Work instruction: Pull every line holding the word "contraseña" from the data below and copy it.
#### Supplied material
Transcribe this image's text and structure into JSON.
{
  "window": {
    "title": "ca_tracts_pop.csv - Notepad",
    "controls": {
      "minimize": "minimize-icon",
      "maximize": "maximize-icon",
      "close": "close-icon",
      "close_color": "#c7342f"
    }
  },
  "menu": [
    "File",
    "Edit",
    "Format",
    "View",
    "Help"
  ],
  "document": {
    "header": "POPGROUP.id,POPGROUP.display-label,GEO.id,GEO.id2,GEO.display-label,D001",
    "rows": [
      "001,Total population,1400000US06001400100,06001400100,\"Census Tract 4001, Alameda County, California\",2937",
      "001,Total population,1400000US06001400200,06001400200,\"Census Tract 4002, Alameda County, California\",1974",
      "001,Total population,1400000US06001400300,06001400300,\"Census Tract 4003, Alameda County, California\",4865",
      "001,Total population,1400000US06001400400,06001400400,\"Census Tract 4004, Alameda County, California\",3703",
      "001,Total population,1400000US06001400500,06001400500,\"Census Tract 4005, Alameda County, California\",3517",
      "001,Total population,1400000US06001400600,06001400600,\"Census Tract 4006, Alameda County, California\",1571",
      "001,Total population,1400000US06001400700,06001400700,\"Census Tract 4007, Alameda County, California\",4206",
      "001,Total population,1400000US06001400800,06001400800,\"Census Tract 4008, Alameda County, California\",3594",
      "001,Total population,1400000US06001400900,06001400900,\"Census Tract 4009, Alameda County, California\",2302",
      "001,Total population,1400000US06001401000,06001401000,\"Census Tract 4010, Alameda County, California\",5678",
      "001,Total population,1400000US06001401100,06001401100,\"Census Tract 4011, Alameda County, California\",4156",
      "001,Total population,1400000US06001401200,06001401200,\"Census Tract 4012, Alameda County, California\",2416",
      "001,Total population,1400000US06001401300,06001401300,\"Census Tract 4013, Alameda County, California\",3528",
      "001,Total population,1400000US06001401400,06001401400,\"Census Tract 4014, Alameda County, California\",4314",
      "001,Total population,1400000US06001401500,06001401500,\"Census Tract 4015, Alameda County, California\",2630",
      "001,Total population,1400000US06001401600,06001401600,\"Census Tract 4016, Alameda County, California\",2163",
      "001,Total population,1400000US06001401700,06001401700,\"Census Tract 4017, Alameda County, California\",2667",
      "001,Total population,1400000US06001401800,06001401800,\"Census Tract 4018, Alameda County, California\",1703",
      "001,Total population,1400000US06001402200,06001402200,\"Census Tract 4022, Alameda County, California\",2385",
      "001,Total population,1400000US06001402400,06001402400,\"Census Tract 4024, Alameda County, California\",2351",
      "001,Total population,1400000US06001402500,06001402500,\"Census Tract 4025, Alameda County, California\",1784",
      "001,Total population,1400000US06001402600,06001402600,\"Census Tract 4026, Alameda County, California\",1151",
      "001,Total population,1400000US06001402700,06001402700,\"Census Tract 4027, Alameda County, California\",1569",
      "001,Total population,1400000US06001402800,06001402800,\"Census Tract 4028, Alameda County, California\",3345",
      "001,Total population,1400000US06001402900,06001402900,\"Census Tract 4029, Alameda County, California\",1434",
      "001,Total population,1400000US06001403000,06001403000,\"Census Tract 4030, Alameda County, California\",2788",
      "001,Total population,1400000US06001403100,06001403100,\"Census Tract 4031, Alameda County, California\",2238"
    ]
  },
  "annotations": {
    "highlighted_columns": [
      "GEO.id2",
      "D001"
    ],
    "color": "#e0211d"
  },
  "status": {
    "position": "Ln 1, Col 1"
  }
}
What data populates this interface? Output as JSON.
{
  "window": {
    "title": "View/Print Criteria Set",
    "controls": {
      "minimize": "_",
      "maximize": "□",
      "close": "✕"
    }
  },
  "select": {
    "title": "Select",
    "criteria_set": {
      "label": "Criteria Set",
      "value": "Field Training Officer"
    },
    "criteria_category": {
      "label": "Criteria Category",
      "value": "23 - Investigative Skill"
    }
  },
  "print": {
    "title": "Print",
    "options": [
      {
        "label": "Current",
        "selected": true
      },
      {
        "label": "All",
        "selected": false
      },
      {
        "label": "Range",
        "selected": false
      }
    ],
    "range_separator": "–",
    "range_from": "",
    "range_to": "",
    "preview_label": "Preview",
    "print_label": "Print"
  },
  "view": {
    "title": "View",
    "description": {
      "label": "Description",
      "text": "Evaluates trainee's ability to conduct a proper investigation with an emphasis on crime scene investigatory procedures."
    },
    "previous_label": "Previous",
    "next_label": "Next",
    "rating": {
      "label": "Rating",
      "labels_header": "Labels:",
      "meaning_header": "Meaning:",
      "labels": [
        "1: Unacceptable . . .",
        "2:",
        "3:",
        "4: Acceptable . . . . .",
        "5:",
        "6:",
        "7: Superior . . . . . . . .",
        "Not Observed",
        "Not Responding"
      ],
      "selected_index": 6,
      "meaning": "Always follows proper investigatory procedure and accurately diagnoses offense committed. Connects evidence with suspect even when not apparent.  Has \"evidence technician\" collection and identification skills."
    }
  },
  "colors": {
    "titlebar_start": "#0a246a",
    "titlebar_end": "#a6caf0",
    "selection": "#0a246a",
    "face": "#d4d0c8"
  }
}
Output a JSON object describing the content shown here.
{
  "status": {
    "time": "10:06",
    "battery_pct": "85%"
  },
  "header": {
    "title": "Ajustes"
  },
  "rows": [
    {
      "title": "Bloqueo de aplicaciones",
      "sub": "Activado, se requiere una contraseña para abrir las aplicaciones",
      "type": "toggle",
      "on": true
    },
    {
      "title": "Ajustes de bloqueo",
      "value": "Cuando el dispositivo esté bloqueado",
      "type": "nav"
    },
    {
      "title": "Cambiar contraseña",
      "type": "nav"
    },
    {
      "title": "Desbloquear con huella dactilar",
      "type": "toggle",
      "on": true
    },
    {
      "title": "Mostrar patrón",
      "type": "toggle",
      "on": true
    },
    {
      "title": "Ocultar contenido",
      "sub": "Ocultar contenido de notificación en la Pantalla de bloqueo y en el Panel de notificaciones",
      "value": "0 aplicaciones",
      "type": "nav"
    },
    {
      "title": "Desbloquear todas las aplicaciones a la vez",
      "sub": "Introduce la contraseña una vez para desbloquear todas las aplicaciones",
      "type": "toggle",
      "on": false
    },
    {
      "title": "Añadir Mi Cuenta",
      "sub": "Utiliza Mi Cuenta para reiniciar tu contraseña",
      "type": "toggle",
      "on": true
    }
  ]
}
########
The completed task:
      "sub": "Activado, se requiere una contraseña para abrir las aplicaciones",
      "title": "Cambiar contraseña",
      "sub": "Introduce la contraseña una vez para desbloquear todas las aplicaciones",
      "sub": "Utiliza Mi Cuenta para reiniciar tu contraseña",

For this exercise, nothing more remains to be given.